Support for ‘Aspy' families
THE snapshots are sprawled across the table. Tammy Baxter touches each photo gently as she recounts the story behind it.
Her son Bailee, now 13, is captured as a toddler. He's in the shower. And he's screaming blue murder.
Only the top of his little head is visible in the next photograph. He's tucked away safely in a garbage bin that doubles as a bath.
"He might not like the echo," Katy Fowle pipes in, explaining Bailee's aversion to the shower.
Tammy then shares her exasperation at Bailee's refusal to play with any of the whiz-bang toys in their backyard.
Her husband built a "whopping" sand pit and an amazing cubby house.
But Bailee didn't want a bar of them.
The toy he liked most was an old Esky he could sit in for hours.
"Because it's closed in," Katy explains again.
"Hugs can be uncomfortable but you still like that pressure."
Katy understands.
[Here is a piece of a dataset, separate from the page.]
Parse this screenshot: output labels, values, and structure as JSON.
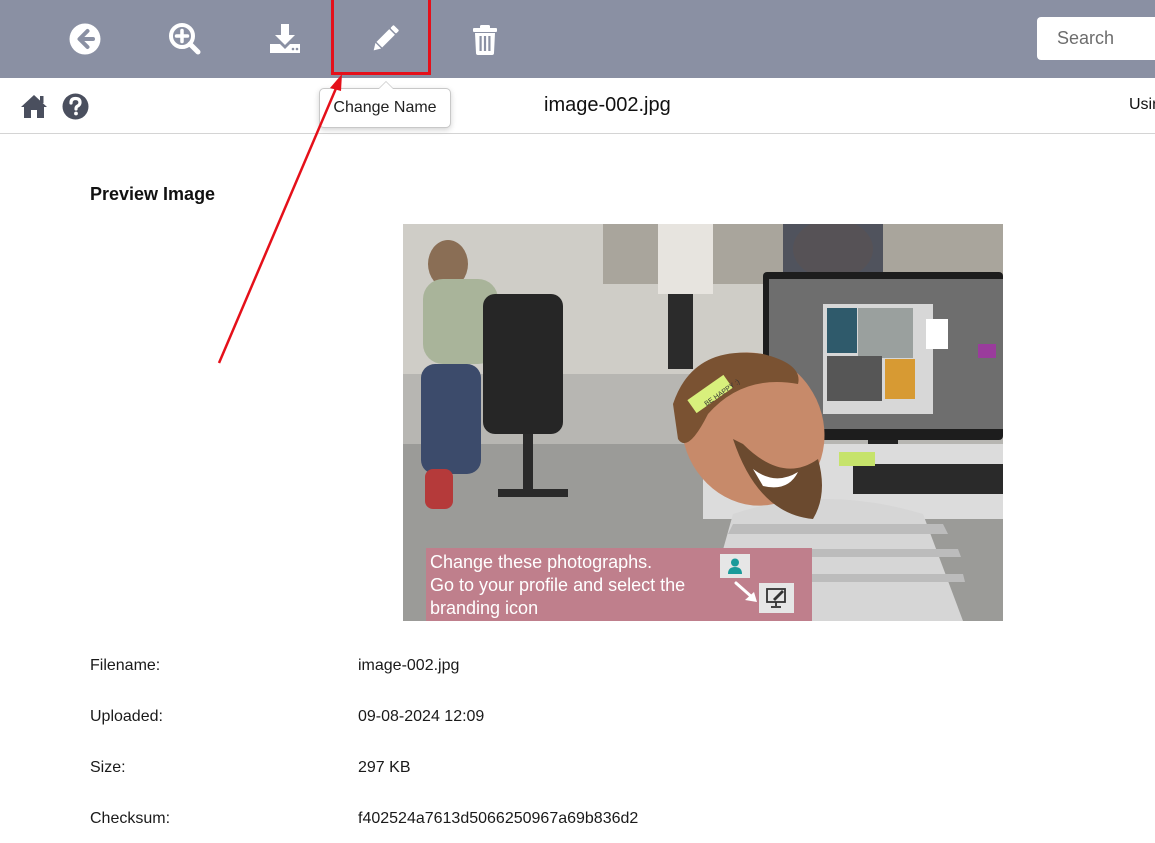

Sensory overload is also an issue for her.
When she walks into a crowded room it takes her time to focus on the details, to separate the sights and sounds that compete for her attention.
She's an 'Aspy'. She was diagnosed last year at age 44. And Tammy's boy is also on the spectrum.
It's a Friday morning and the ladies are at the Community Hub in Gladstone.
The weekly committee meeting is a chance to chat. To vent. But it's also a time to plan.
They run the Family Support Group for Asperger's/Autism Spectrum Disorder.
Tammy's the president. Katy's her
Secretary Kianne Humberstone is also here today.
Her seven-year-old son Bailey was diagnosed with Asperger's last January.
It can be tough. But Kianne knows she can share her struggles with the group.
When asked how much that helps, Kianne lets out a long breath. "It's unbelievable. It's huge."
Tammy's still showing off pictures of her son: Bailee covered top-to-toe in blue paint; with his idol Elmo and embracing his little sister, Kimberly, 9.
Her expression changes with the next frame. As has Bailee's temperament.
His face is beet red and screwed up. His fists are clenched tightly. It's a right and proper tantrum.
"Then you've got that child you could walk away from tomorrow," Tammy trails off.
Her friends nod their heads in agreement. They all get it.
Fast forward to the following Sunday afternoon at Calliope State School.
It's the second support group out here. Special needs teacher Kayleen Bishop has made it, plus two mothers. A third joins towards the end.
Tammy's speaking and it's obvious Katy wants to add her two cents worth.
The words are trying to escape her lips but Katy forcibly holds them back.
It can be difficult for an Aspy to gauge social situations.
But Katy's trying her hardest not to butt in. There's a lull and Katy says her bit.
She stops midway and looks at Tammy.
"Is that an appropriate time to come in?" she asks.
"You did well," Tammy responds.
The bond between these two is especially strong and Katy is grateful for the support of Tammy and the group.
"As an adult Aspy I needed a safe haven where I could be me…and not feel bad for being me," Katy says.
"To feel valued; that I have something to offer."
Autism Spectrum Disorder (ASD) is an umbrella term that encompasses a number of conditions including Autistic Disorder and Asperger's Syndrome.
Those on the spectrum experience:
Challenges in communicating and interacting with others
Thinking in a flexible way
Processing information from their senses
Adapting their behaviours to what can seem incredibly confusing and frustrating situations
Despite having difficulties in these same core areas, no two people on the spectrum are the same.
Some may also have a significant intellectual impairment while others may have average or above average intelligence.
Some may have little or no verbal language skills through to those who are highly verbal yet still have difficulty using these language skills socially.
For more visit www.autismqld.com.au
The Family Support Group meets next Friday, September 21, from 6.30pm at the Community Hub (5 Buller St, Gladstone). Call Tammy Baxter for details on 0438 493 347.
The Family Support Group hopes to:
Raise awareness about Asperger's/ Autism Spectrum Disorder in the community
Provide a safe, non-judgmental haven for parents/carers/those on the spectrum to share their struggles
Give advice and direct families to any necessary services
Become the port-of-call for families living with the spectrum